“Thank you for an honest answer. By the way, Knot's already gone home, by my estimate. I know times are rough for you, but...well, I think you're smart enough to strive past all of them. You were willing to talk to a crazy not-actually homeless person. That takes what my friend Ace would call guts, and that makes you a bigger person then all the people who torment you..”
Richard said “Thank you...but you sound like every other adult. You're not the one who has to deal with the bullies every day, or called unnatural--”
“In my line of work, I deal with bullies every day,” said the Doctor. He continued “But you're right.
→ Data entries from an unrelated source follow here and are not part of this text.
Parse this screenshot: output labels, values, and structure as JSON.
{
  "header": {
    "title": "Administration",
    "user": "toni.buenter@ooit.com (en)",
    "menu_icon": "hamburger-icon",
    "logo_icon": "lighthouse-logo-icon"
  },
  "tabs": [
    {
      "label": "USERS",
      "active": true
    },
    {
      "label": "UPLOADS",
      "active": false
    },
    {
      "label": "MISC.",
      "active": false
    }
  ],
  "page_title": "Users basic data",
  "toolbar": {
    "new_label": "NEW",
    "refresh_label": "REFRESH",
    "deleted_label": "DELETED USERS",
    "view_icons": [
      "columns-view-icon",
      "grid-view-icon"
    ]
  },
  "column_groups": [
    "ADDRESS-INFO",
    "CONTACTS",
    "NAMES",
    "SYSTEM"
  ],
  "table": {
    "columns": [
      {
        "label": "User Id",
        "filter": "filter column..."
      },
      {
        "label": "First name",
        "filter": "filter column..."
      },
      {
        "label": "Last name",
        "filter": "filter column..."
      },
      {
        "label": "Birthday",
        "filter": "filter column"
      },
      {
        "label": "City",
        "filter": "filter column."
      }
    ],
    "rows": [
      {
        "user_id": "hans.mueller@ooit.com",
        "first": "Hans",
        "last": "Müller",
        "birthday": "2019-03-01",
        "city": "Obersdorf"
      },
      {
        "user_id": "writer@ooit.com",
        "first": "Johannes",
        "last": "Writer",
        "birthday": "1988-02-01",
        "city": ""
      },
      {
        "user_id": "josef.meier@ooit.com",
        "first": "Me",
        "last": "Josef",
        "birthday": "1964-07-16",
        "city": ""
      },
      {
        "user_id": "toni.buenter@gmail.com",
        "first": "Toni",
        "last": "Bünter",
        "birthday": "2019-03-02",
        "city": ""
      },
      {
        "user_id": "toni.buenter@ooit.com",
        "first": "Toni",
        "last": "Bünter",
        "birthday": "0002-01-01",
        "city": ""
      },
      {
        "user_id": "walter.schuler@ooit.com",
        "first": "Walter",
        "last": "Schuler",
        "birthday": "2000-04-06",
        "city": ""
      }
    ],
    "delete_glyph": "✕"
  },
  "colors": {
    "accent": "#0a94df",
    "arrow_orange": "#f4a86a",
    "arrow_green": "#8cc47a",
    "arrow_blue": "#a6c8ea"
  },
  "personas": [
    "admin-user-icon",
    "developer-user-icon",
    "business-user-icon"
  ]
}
It's easy to make speeches, when I can go walk away....” The Doctor's face clouded with thought, as if he was being reminded of many other things. Snow was making his clothes slowly whiter, but he barely noticed it, and Richard began to wonder if the umbrella was just for show.
“Thanks for caring, anyway, and Merry Christmas” said Richard. The Doctor snapped out of his reverie, and nodded.
“Do you need me to accompany you home?” offered the Doctor.
“I know my way,” said Richard. He shook the snow off his cap.
The Doctor finally got up, and said “Thanks for listening, and Merry Christmas.” Patting Richard on the head, he began to walk away.
As he was walking, he said “I'll get my friend Bernice to find out the origin of that “cat in the bag” phrase. If I can find it, I'll send it to you in a letter. Consider it a belated Christmas present!”
“Wait a minute,” said Richard.
The Doctor did a spin on his umbrella, one hand in his pocket. “Yes?”
“I never told you the bully's name,” said Richard. He frowned and continued “How did you know his name was Knot?”
The Doctor grinned, and said “I guess I'm telepathic?”
Richard put a gloved hand to a patch of hair in frustration, and realized the cap was gone. By the time Richard turned to ask whether the Doctor saw it, the strange man was gone, and Richard could hear that wheezing, groaning sound again. When Richard finally got home, no one knew who the man was.
A few days later, Knot was caught assaulting another student by a headmaster. He was going to be let free, but from the recommendation of a mysterious Prof. Bernice Summerfield, he was suspended indefinitely. This didn't make Richard's life suddenly perfect; Richard was still bullied sometimes in school. But it did mean he could, at least, walk back and forth from school without being picked on. And eventually, Richard went to college, and got better friends that actually did walk alongside her at Christmas time.
And the odd stranger? Benny Bernand (she originally was going to change her name to Bernice but that might have been a worse name combination than the original) forgot all about the man over time. Until, exactly ten years and a day from that Christmas meeting, she received a piece of mail by a Dr. John Smith.
Inside it was a blue cap.